(What to work on):
Would you give the entries below again in full, exactly as they stand?

═══

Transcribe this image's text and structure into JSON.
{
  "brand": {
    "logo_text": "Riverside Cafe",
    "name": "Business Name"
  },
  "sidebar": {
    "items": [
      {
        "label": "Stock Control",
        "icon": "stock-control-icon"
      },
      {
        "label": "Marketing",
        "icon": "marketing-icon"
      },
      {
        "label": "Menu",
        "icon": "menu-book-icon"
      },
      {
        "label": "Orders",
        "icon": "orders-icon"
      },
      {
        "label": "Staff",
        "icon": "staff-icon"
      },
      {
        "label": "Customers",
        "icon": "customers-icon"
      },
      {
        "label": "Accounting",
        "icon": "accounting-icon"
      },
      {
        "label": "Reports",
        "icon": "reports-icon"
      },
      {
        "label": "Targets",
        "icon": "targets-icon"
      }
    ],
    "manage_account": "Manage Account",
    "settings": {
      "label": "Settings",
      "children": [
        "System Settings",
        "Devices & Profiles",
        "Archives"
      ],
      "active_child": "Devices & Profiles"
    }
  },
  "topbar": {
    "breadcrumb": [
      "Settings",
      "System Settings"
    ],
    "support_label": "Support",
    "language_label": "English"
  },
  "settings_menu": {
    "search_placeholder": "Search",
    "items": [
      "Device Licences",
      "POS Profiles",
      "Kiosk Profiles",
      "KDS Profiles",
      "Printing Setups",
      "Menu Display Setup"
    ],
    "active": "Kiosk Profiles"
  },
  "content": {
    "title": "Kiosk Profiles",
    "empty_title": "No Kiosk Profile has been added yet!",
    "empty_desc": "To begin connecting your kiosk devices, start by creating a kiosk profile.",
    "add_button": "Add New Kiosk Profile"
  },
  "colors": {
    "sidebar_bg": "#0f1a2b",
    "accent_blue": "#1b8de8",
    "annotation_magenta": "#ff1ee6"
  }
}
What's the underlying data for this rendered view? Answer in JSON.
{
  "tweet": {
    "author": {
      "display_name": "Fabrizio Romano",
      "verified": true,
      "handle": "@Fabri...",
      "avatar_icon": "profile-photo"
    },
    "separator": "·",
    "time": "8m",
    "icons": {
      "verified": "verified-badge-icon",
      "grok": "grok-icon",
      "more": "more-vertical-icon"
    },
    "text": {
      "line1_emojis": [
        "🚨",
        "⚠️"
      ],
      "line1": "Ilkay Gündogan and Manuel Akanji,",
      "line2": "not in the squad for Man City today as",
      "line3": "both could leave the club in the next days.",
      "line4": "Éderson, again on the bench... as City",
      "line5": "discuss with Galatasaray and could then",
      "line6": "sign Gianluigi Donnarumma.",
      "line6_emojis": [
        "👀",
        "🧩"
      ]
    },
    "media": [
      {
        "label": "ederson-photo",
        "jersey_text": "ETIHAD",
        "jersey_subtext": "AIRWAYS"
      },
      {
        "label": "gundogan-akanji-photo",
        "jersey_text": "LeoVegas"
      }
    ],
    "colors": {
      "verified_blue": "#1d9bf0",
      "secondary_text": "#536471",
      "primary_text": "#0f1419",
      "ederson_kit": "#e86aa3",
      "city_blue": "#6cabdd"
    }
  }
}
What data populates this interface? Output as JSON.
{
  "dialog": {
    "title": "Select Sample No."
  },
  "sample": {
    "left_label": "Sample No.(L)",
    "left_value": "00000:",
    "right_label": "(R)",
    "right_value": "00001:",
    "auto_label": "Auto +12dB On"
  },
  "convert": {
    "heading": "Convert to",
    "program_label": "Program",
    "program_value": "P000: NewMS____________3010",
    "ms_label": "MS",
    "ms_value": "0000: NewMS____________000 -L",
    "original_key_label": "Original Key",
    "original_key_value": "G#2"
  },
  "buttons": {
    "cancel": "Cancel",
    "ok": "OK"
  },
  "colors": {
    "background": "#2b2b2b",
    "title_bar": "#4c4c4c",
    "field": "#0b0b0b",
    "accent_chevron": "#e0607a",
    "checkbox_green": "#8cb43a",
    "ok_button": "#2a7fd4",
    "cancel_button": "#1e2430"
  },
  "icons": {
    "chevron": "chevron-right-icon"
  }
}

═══

(Written answer):
Transcribe this image's text and structure into JSON.
{
  "brand": {
    "logo_text": "Riverside Cafe",
    "name": "Business Name"
  },
  "sidebar": {
    "items": [
      {
        "label": "Stock Control",
        "icon": "stock-control-icon"
      },
      {
        "label": "Marketing",
        "icon": "marketing-icon"
      },
      {
        "label": "Menu",
        "icon": "menu-book-icon"
      },
      {
        "label": "Orders",
        "icon": "orders-icon"
      },
      {
        "label": "Staff",
        "icon": "staff-icon"
      },
      {
        "label": "Customers",
        "icon": "customers-icon"
      },
      {
        "label": "Accounting",
        "icon": "accounting-icon"
      },
      {
        "label": "Reports",
        "icon": "reports-icon"
      },
      {
        "label": "Targets",
        "icon": "targets-icon"
      }
    ],
    "manage_account": "Manage Account",
    "settings": {
      "label": "Settings",
      "children": [
        "System Settings",
        "Devices & Profiles",
        "Archives"
      ],
      "active_child": "Devices & Profiles"
    }
  },
  "topbar": {
    "breadcrumb": [
      "Settings",
      "System Settings"
    ],
    "support_label": "Support",
    "language_label": "English"
  },
  "settings_menu": {
    "search_placeholder": "Search",
    "items": [
      "Device Licences",
      "POS Profiles",
      "Kiosk Profiles",
      "KDS Profiles",
      "Printing Setups",
      "Menu Display Setup"
    ],
    "active": "Kiosk Profiles"
  },
  "content": {
    "title": "Kiosk Profiles",
    "empty_title": "No Kiosk Profile has been added yet!",
    "empty_desc": "To begin connecting your kiosk devices, start by creating a kiosk profile.",
    "add_button": "Add New Kiosk Profile"
  },
  "colors": {
    "sidebar_bg": "#0f1a2b",
    "accent_blue": "#1b8de8",
    "annotation_magenta": "#ff1ee6"
  }
}
What's the underlying data for this rendered view? Answer in JSON.
{
  "tweet": {
    "author": {
      "display_name": "Fabrizio Romano",
      "verified": true,
      "handle": "@Fabri...",
      "avatar_icon": "profile-photo"
    },
    "separator": "·",
    "time": "8m",
    "icons": {
      "verified": "verified-badge-icon",
      "grok": "grok-icon",
      "more": "more-vertical-icon"
    },
    "text": {
      "line1_emojis": [
        "🚨",
        "⚠️"
      ],
      "line1": "Ilkay Gündogan and Manuel Akanji,",
      "line2": "not in the squad for Man City today as",
      "line3": "both could leave the club in the next days.",
      "line4": "Éderson, again on the bench... as City",
      "line5": "discuss with Galatasaray and could then",
      "line6": "sign Gianluigi Donnarumma.",
      "line6_emojis": [
        "👀",
        "🧩"
      ]
    },
    "media": [
      {
        "label": "ederson-photo",
        "jersey_text": "ETIHAD",
        "jersey_subtext": "AIRWAYS"
      },
      {
        "label": "gundogan-akanji-photo",
        "jersey_text": "LeoVegas"
      }
    ],
    "colors": {
      "verified_blue": "#1d9bf0",
      "secondary_text": "#536471",
      "primary_text": "#0f1419",
      "ederson_kit": "#e86aa3",
      "city_blue": "#6cabdd"
    }
  }
}
What data populates this interface? Output as JSON.
{
  "dialog": {
    "title": "Select Sample No."
  },
  "sample": {
    "left_label": "Sample No.(L)",
    "left_value": "00000:",
    "right_label": "(R)",
    "right_value": "00001:",
    "auto_label": "Auto +12dB On"
  },
  "convert": {
    "heading": "Convert to",
    "program_label": "Program",
    "program_value": "P000: NewMS____________3010",
    "ms_label": "MS",
    "ms_value": "0000: NewMS____________000 -L",
    "original_key_label": "Original Key",
    "original_key_value": "G#2"
  },
  "buttons": {
    "cancel": "Cancel",
    "ok": "OK"
  },
  "colors": {
    "background": "#2b2b2b",
    "title_bar": "#4c4c4c",
    "field": "#0b0b0b",
    "accent_chevron": "#e0607a",
    "checkbox_green": "#8cb43a",
    "ok_button": "#2a7fd4",
    "cancel_button": "#1e2430"
  },
  "icons": {
    "chevron": "chevron-right-icon"
  }
}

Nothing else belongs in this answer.